Beyond that core group, hundreds of people volunteer their time and attend workshops on sustainable gardening and healthy eating—many of which are organized by Friends volunteer Renee Costanzo.
Engaging the Community
“Some people feel like they have to go somewhere far away to learn about organic food and gardening, but there is something right here in their own neighborhood,” Valenzuela says.
Friends of Kilbourn Park Organic Greenhouse makes organic gardening accessible. People and families who never planted anything before can come learn the basics of healthy growing and cooking with fresh, organic food. The greenhouse also holds classes on topics, such as propagation, for more advanced gardeners.
People can take those skills home or put them to use right at the park. The greenhouse has community garden plots available for rent, ensuring no one has to be limited by a lack of space at home.
An annual plant sale is Kilbourn Park Organic Greenhouse’s biggest event of the year.
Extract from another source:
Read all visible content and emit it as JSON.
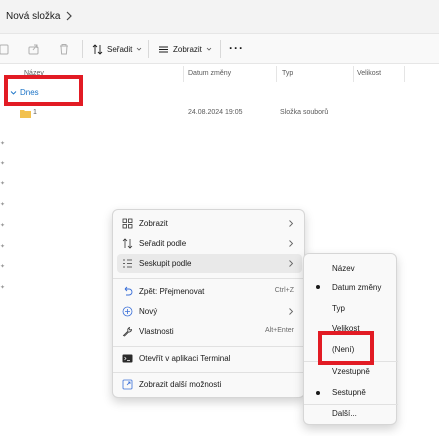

Starting in January and February, volunteers begin the growing process for the sale in May. Hundreds of different plants—including vegetables, herbs, and flowers—are grown from seed to meet the demands of the community. Each year, the Friends group reevaluates what to grow based on what people want. One year there was too much kale, and another year, there weren’t enough jalapeños.
After the sale is over, Friends ensures nothing goes to waste. “We give whatever is leftover away to churches, nursing homes—anywhere that can use and plant what we have,” Valenzuela says.
Beyond learning how to garden, Friends of Kilbourn Park Organic Greenhouse also hosts events just to get people into the garden. Over the summer, they hosted an Evening in the Garden with live music, food, and drinks. They’ve also organized yoga classes in the greenhouse.
Friends of Kilbourn Park Organic Greenhouse also actively fosters partnerships to get people involved. The group works with the Kilbourn Park Advisory Council and the office of Ald. Ariel Reboyras (30th Ward) to keep in touch with the community’s needs and support the greenhouse’s activities.
Friends also connects with local high schools as well as the University of Illinois Extension: Illinois Master Gardeners program. Next, the greenhouse is looking to form a lasting relationship with a food bank.
“The community is growing and changing. Townhomes are being built, and more young families are coming here. We want to get to know the new community and make sure they are aware of the greenhouse,” says Valenzuela.
Finding New Ways to Be a Valuable Resource
In addition to running events, Friends of Kilbourn Park Organic Greenhouse actively seeks funding for the greenhouse. Recently, they secured a $25,000 grant to create a natural play space for kids. Work has already begun on the play area, and it’s expected to be done in early spring. The greenhouse is also upgrading some its children’s planting areas.
Friends uses everything at its disposal—from social media to word of mouth—to get people involved. While some people come from within the community and others from even farther away, Valenzuela still wants to find more ways to bring the neighborhood’s residents to the greenhouse.
“You would be amazed at how many people said they didn’t know the greenhouse existed,” she says. “It is a beautiful spot that is only getting better through the years.”